From Wikipedia, the free encyclopedia:
"The 7x64mm (also unofficially known as the 7x64mm Brenneke, though its designers name officially never was added as a part of this cartridge name) is a rimless bottlenecked centerfire cartridge developed for hunting. As is customary in European cartridges the 7 denotes the 7 mm bullet caliber and the 64 denotes the 64 mm (2.52 in) case length. The 7x64mm is a popular hunting cartridge in central Europe and can due to its 84 mm (3.307 in) overall length easily be chambered in standard sized Mauser 98 bolt action rifles.
At the start of the 20th century the famous German gun and ammunition designer Wilhelm Brenneke (1865–1951) was lengthening standard cartridge cases like the M/88 cartridge case, then used by the German military in their Mauser 98 rifles, to obtain extra muzzle velocity.
In 1912 Brenneke designed the commercially rather unsuccessful 8x64mm S cartridge. It was intended as a ballistic upgrade option for the Mauser Gewehr 98 rifles that were then standard issue in the German military. The German military chose however to stick to their 8x57mm IS rifle cartridge avoiding rechambering their service rifles for a cartridge that due to its more favourable bore area to case volume ratio ballistically would outperform the .30-06 Springfield cartridge of the United States Army. Brenneke’s engineering concept to lengthen the 57 mm (2.244 in) long M/88 cartridge case to create new for those days very powerful cartridges was essentially sound and he persisted in the development of new cartridges along this line.
In 1917 Brenneke necked down his 8x64mm S design of 1912 to 7 mm calibre and introduced it as 7x64mm and achieved a major commercial success. The 7x64mm offered compared to the 7x57mm about 10 to 12 % extra muzzle velocity. This results in a flatter trajectory and better performance at longer range.

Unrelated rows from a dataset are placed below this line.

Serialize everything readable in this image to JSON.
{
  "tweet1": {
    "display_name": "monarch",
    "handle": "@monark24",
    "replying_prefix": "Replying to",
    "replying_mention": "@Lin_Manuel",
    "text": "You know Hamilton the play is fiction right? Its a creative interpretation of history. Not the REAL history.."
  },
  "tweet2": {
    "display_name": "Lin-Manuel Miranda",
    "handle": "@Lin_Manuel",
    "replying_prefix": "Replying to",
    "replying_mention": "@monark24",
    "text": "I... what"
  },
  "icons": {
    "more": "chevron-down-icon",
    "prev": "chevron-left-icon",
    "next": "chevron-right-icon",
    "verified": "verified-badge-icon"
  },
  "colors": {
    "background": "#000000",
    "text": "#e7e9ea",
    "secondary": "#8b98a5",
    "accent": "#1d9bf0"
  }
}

In the years between World War I and World War II the 7x64mm was often regarded by German hunters as a “miracle cartridge” and dozens of different factory loads where available on the German market. It was that highly regarded the German Wehrmacht (Army) during the 1930s even considered replacing the 8x57mm IS in favour for the 7x64mm for their snipers. The Wehrmacht decided - just like the German army in 1912 - to stick to the 8x57mm IS cartridge for their Mauser Karabiner 98k to keep things as simple as possible in their logistical chain.
Beside the 7x64mm rifle cartridge Brenneke also designed a rimmed version for break action rifles of the cartridge in 1917. The rimmed 7x65mm R variant of the cartridge was also immediately a commercial success."
7x64mm. (2009, February 28). In Wikipedia, The Free Encyclopedia. Retrieved 14:52, March 20, 2009, from http://en.wikipedia.org/w/index.php?title=7x64mm&oldid=273945573